Tea Party vs. Occupy Wall Street


I think I’m rather unique in my politics. I started out life as a Republican and then progressively became a Democrat. This means that I was able to be apart of the Tea Party protests and Occupy Wall Street. There are some similarities but there are also some stark differences that extend far beyond just politics.

They Were Both Reactionary

Both the Tea Party and Occupy Wall Street are both reactionary groups for different reasons. The Tea Party was not just reacting to the election of President Obama but they were also reacting to the way the GOP had acted during the Bush years. Many people would be surprised to know how anti-war many Tea Party people were. Veterans dotted the crowed at the early protests in Denver that I attended and many people felt that the wars in Iraq and Afghanistan had gone on too long, hurt too many people, and left too many veterans wounded and without sufficient support to actually help them reintegrate into society.

Occupy was primarily concerned with the modern economic realities of the post-Recession economy.

Why Did the Tea Party take Party while Occupy Struggled?

The Tea Party had much more success getting into political power than Occupy Wall Street did. Following the first Tea Party protests, Republicans, especially Tea Party Republicans swept into power in 2010. When Occupy Wall Street launched in 2011, there was no 2012 wave. Indeed, a wave of Progressive Democrats didn’t really come into their own until 2016. Two outliers managed to launch political careers out of the movement. Senator Bernie Sanders went from a little-known Senator from Vermont to a national figure and Elizabeth Warren moved from an unknown academic to Senator from Massachusetts.

Why was that? Leadership

Both movements enjoyed the support of small business people and others who were concerned about the direction of the country. However, Occupy, despite it’s global scope, eschewed leadership in favor of decentralization. Once the protests finally left public parks and spaces, it wasn’t clear as to where or how the protest would continue. And soon, just like it started, it disappeared.
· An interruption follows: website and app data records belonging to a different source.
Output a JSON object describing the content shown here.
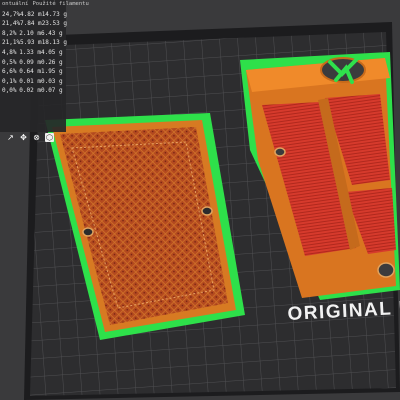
{
  "legend": {
    "col_time": "ontuální",
    "col_filament": "Použité filamentu",
    "rows": [
      {
        "pct": "24,7%",
        "len": "4.82 m",
        "wt": "14.73 g"
      },
      {
        "pct": "21,4%",
        "len": "7.84 m",
        "wt": "23.53 g"
      },
      {
        "pct": "8,2%",
        "len": "2.10 m",
        "wt": "6.43 g"
      },
      {
        "pct": "21,1%",
        "len": "5.93 m",
        "wt": "18.13 g"
      },
      {
        "pct": "4,8%",
        "len": "1.33 m",
        "wt": "4.05 g"
      },
      {
        "pct": "0,5%",
        "len": "0.09 m",
        "wt": "0.26 g"
      },
      {
        "pct": "6,6%",
        "len": "0.64 m",
        "wt": "1.95 g"
      },
      {
        "pct": "0,1%",
        "len": "0.01 m",
        "wt": "0.03 g"
      },
      {
        "pct": "0,0%",
        "len": "0.02 m",
        "wt": "0.07 g"
      }
    ],
    "swatches": [
      "#ff7f00",
      "#ff7f00",
      "#ff3333",
      "#cc0000",
      "#a0a0ff",
      "#5b5bff",
      "#33cc33",
      "#7fff00",
      "#ffffff"
    ]
  },
  "toolbar": {
    "icons": [
      "select-icon",
      "move-icon",
      "cut-icon",
      "cube-icon"
    ],
    "glyphs": [
      "↗",
      "✥",
      "⊗",
      "⬡"
    ]
  },
  "bed": {
    "label": "ORIGINAL PRI"
  },
  "colors": {
    "bed_bg": "#2b2b2d",
    "grid_line": "#4a4a4c",
    "frame": "#141414",
    "skirt": "#2fe04c",
    "perimeter": "#d9781e",
    "infill": "#c73a2a",
    "infill_dots": "#8b2a1e"
  }
}
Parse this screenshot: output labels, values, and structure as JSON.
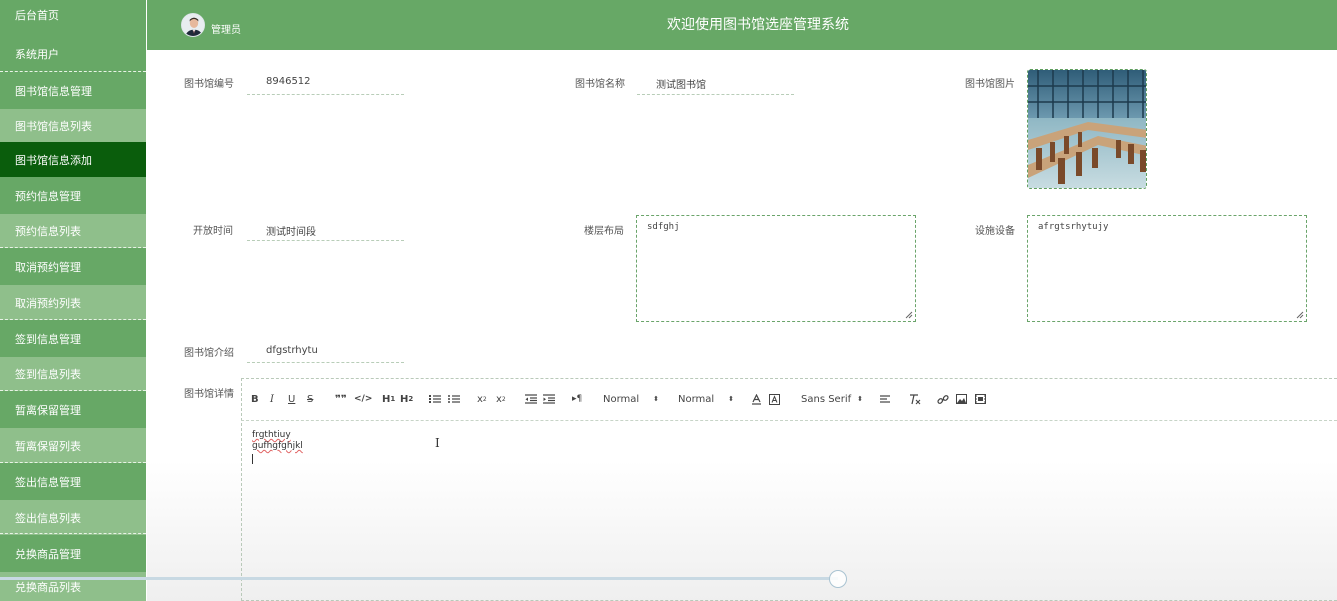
{
  "sidebar": {
    "items": [
      {
        "label": "后台首页",
        "type": "parent",
        "active": false
      },
      {
        "label": "系统用户",
        "type": "parent",
        "active": false
      },
      {
        "label": "图书馆信息管理",
        "type": "parent",
        "active": false
      },
      {
        "label": "图书馆信息列表",
        "type": "child",
        "active": false
      },
      {
        "label": "图书馆信息添加",
        "type": "child",
        "active": true
      },
      {
        "label": "预约信息管理",
        "type": "parent",
        "active": false
      },
      {
        "label": "预约信息列表",
        "type": "child",
        "active": false
      },
      {
        "label": "取消预约管理",
        "type": "parent",
        "active": false
      },
      {
        "label": "取消预约列表",
        "type": "child",
        "active": false
      },
      {
        "label": "签到信息管理",
        "type": "parent",
        "active": false
      },
      {
        "label": "签到信息列表",
        "type": "child",
        "active": false
      },
      {
        "label": "暂离保留管理",
        "type": "parent",
        "active": false
      },
      {
        "label": "暂离保留列表",
        "type": "child",
        "active": false
      },
      {
        "label": "签出信息管理",
        "type": "parent",
        "active": false
      },
      {
        "label": "签出信息列表",
        "type": "child",
        "active": false
      },
      {
        "label": "兑换商品管理",
        "type": "parent",
        "active": false
      },
      {
        "label": "兑换商品列表",
        "type": "child",
        "active": false
      }
    ]
  },
  "header": {
    "admin_label": "管理员",
    "title": "欢迎使用图书馆选座管理系统"
  },
  "form": {
    "library_no": {
      "label": "图书馆编号",
      "value": "8946512"
    },
    "library_name": {
      "label": "图书馆名称",
      "value": "测试图书馆"
    },
    "library_image": {
      "label": "图书馆图片"
    },
    "open_time": {
      "label": "开放时间",
      "value": "测试时间段"
    },
    "floor_layout": {
      "label": "楼层布局",
      "value": "sdfghj"
    },
    "facilities": {
      "label": "设施设备",
      "value": "afrgtsrhytujy"
    },
    "intro": {
      "label": "图书馆介绍",
      "value": "dfgstrhytu"
    },
    "details": {
      "label": "图书馆详情"
    }
  },
  "editor": {
    "toolbar": {
      "header_select": "Normal",
      "size_select": "Normal",
      "font_select": "Sans Serif"
    },
    "lines": [
      "frgthtiuy",
      "gufhgfghjkl"
    ]
  },
  "colors": {
    "sidebar_bg": "#67a866",
    "sidebar_child_bg": "#8fbf8b",
    "sidebar_active_bg": "#0a5d0c",
    "header_bg": "#67a866"
  }
}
It could have been a platform to stop the GOP take over that would continue for another 6 years, but it just lacked the leadership to take political power. However, those energized people went back to their communities and much of the progressive wave that we’re now seeing can be blamed on Occupy Wall Street. Occupy took over public spaces, clashed with police, caused cities to shut down parks to prevent further protest and energized a generation of people. Occupy introduced the idea of wealth inequality and the idea of the 99% and conversely the idea of the 1%. It exposed the economic controls and realities of a generation of young people who had arrived with education and a desire for a good job only to find that those good jobs just weren’t there for them.

Big Government vs. Small Government

Politically, the differences between them are noticeable. The Tea Party wanted to return to an era of small government and low taxes while Occupy desired more government involvement in the economy and higher taxes on the wealthy to fund programs that would help the poor and middle class. On other issues, the differences were similar to the bigger parties. Occupy tended to have more diversity and cared about LGBTQ issues. The Tea Party was broadly pro-life while the Occupy was broadly pro-choice. Occupy was strident on the issues facing women and minorities. The Tea Party hardly addressed those problems.

Both Have Faded

One of the things I think is most interesting is that while we are left with their politics, both movements have largely faded in the background. It’s been 10 years since the Tea Party burst onto the scene and it’s been 8 years since Occupy captured the cameras of the world. Some candidates that used to be called “Tea Party” candidates are now just House Representatives and Senators. Democrats never enjoyed being called Occupy candidates. Now, very little is said about these movements even though they would both combine to define politics in this decade. That’s really the big takeaway.

If you want to understand our present politics, the first place to start is with Occupy Wall Street and The Tea Party. Both have caused division and pulled their respective political parties to the Right and Left. Rather than compromising in the middle and executing government, our politics has been hyper-partisan and at near gridlock which is what both sides were mad about in the first place. In years past, political affiliation was a nice thing to play on out on the campaign trail. However, once in Washington, there was a spirit of bi-partisanship and working together to solve problems and achieve solutions. This often meant that both sides had to vote for things that they did not like to get the things that they did like. On the Left, this meant democrats demurred on things like Paid Family Leave or LGBTQ rights. On the Right, this meant voting for some welfare programs in exchange for farm subsidies and expanding government programs. This left both sides with some of what they wanted and some things that they did not. However, thanks to hyper-partisanship that great romance is quite over. Now, both sides are working to simply seize power to promote their specific agenda. And for that, you can thank Occupy and the Tea Party.